Dear Premier Blaine Higgs,
As a future social worker, I am writing to you today to ask that you reconsider our approach to long-term care in the province of New Brunswick. It is no secret that New Brunswick has one of the fastest ageing populations in Canada, or that our long-term care sector is woefully unprepared for this trend. Wait lists for nursing homes are growing by the year, leaving hundreds of New Brunswickers living in hospitals.
According to the Coalition for Seniors and Nursing Home Rights, in 2019, there were more than 700 individuals waiting for long-term care in New Brunswick, with 419 people waiting in the hospital. What facilities we do have are overwhelmed with staffing shortages and inadequate support.
In a recent panel on the state of long-term care in Canada, Dr. Albert Banerjee highlighted how care workers had only 45 minutes to get 12 residents out of bed, bathed, toileted, dressed and prepared for the day. These workers remarked that there is just not enough time for them to give the residents the care they deserve and need, fostering dangerous working conditions. Similar concerns were raised when I visited an Alzheimer’s Society support group.
While the precarious nature of long-term care in New Brunswick is a matter of alarm, it is also an opportunity for our province to become leaders. The long-term care crisis provides a unique opening to pursue cutting edge New Brunswick-first innovations in the long-term care sector and cement our province as a leader in Canadian social policy. To become a leader, however, we must first admit that there are flaws.

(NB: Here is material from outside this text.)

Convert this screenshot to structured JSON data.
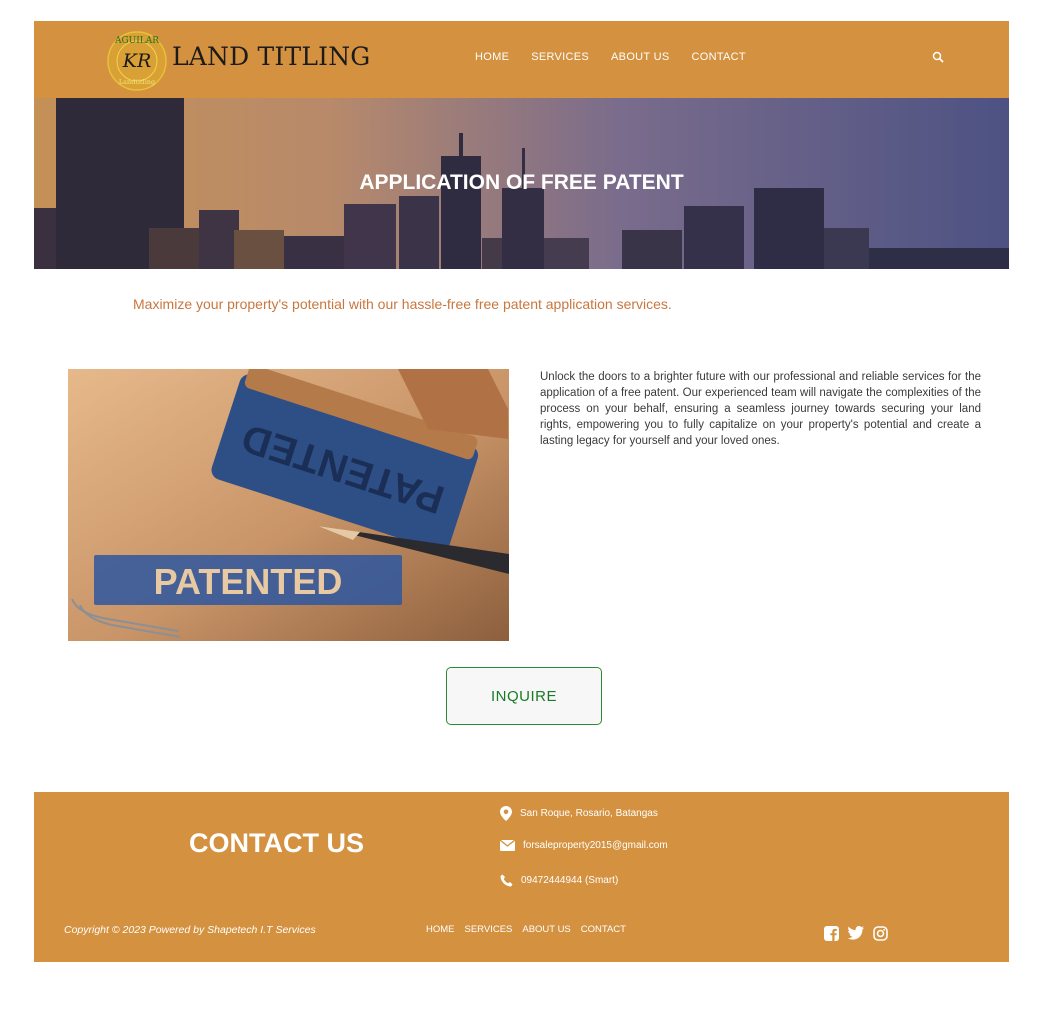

The task of restructuring long-term care in New Brunswick is a daunting one, as complex problems require complex solutions. I understand that there are limits to what you can accomplish within your term, but I beg of you to ask this question: What will you be remembered more for, your accomplishments or your failures? Will your legacy be your success in maintaining the status quo, or will it be your failure to address a system that is so clearly broken? You might not be able to completely fix long-term care in New Brunswick, but you can be the pioneer that began the process. What’s more, the key to beginning this shift is perhaps simpler than you might believe.
The start of this process, Mr. Higgs, begins with the simple acknowledgment that long-term care is important, that the care of older folk is a top priority of society, and that those who care for such folk deserve a greater quality of life and of work. This acknowledgement must be supported through policy and legislation, such as passing pay equity legislation for the private sector, improving working conditions for long-term care staff, and/or drafting a policy to close the staff-to-resident ratio in long-term care homes.
If we are to transform our long-term care sector into one that allows older adults to thrive, and not just survive, then we must begin by valuing the workers who will make this happen. As COVID-19 repeatedly demonstrates the inhumane and deplorable state of long-term care across Canada, an opportunity has presented itself for New Brunswick to lead the rest of our nation in long-term care.
Will we demonstrate to Canada, and the world, what a comprehensive long-term care sector that values care work looks like? Or will we be remembered as another contributor to the shameful and dehumanizing treatment of older generations and their carers? Mr. Higgs, I beg of you, pick the former, and show the world what happens when we value the care of older adults.
Jordan Grimsely is a social work student at St. Thomas University in Fredericton.